RUSH: A liberal evangelical is saying that conservatives — and this was on NPR last Wednesday. I’ll get to it. We got audio sound bites. I’m just teasing you with this now. A liberal evangelical has said that conservatives choose me over Jesus.
RUSH: Here’s the audio sound bite from NPR. Last week, program called Fresh Air, the host is Terry Gross, interviewing the founder of The Evangelical Partnership for the Common Good. Did you get that, Brian? The Evangelical Partnership for the Common Good, and the former vice president of the National Association of Evangelicals, the Reverend Richard Cizik. The NPR host, Terry Gross, said, ‘From your point of view as an insider, how did the evangelical movement damage evangelical witness in American culture?’
CIZIK: It damaged it because it became perceived by millions and millions of Americans as captive to a conservative ideology, not captive to Jesus or the Gospel but captive to an ideology that, uh, has departed from — in so many ways from — historic evangelicalism. We’re trying to say, ‘We’re for these things,’ and among those is you see, uh, this, uh, command to — first and foremost in everything — follow Jesus. Not the Republican Party or Rush Limbaugh or anybody else, but to follow what the Gospel says.
RUSH: This guy can’t be an evangelical. I mean, it says here he’s an evangelical.
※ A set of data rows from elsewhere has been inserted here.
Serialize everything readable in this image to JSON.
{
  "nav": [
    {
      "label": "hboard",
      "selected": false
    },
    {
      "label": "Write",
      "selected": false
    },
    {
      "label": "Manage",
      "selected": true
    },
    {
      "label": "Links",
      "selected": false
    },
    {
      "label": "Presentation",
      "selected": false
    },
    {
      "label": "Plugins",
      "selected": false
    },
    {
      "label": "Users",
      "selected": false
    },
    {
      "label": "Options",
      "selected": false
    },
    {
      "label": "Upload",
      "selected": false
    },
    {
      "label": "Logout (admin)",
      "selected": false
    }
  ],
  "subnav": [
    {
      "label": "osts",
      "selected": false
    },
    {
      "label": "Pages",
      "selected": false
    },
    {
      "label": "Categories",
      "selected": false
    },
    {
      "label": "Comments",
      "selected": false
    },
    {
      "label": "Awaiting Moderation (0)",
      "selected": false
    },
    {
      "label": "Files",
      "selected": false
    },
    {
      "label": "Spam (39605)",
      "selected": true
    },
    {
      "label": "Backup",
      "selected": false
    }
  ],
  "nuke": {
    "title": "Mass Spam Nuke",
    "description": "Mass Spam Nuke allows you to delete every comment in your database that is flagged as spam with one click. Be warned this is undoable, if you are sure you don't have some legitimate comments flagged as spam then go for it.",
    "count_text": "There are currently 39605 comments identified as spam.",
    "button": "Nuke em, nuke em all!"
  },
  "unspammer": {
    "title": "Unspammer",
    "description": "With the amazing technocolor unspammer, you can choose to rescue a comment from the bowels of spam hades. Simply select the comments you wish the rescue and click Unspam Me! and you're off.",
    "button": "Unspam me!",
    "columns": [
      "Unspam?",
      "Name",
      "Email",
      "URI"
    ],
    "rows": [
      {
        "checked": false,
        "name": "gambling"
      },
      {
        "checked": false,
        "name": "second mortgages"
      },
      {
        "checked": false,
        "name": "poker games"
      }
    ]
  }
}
But every evangelical that I’ve ever heard on radio or TV does not say ‘Jesus.’ He says, ‘Jeeeee-SUS!’ and ‘God-duh.’ You don’t just say ‘Jesus.’ ‘ Jeeeee-SUS!’ So then Richard Cizik and the host had this exchange…
GROSS: (whispering) You mentioned the Republican Party and Rush Limbow. (sick) Do you think that some of the positions that evangelicals have been taking politically are to keep that alliance with the Republican Party and with powerful people with microphones like Rush Limbow?
CIZIK: Oh, of course! In other words, there are strong forces within evangelicalism against change.
RUSH: Well, this is a bunch of gobbledygook. There are ‘a bunch of forces within evangelicalism that are against change.’ Does this mean that I am more popular than The Beatles? Well, I’m just asking a question. More popular than John Lennon? Ooh! Ooo! Did you notice the NPR babe? (whispering) ‘Uh, you mentioned, uh, the Republican Party and Rush Limbow. Do you think, uh, that some of the positions that evangelicals been taken politically are to keep that alliance with the Republican Party with powerful people with microphones like Rush Limbow?’ (laughing)
‘Oh, yeah! Oh, of course!’ Richard Cizik is the founder of the Evangelical Partnership for the Common Good and the former vice president of the National Association of Evangelicals, and he says here that the evangelicals of the country have chosen me over ‘Jeeeee-SUS!’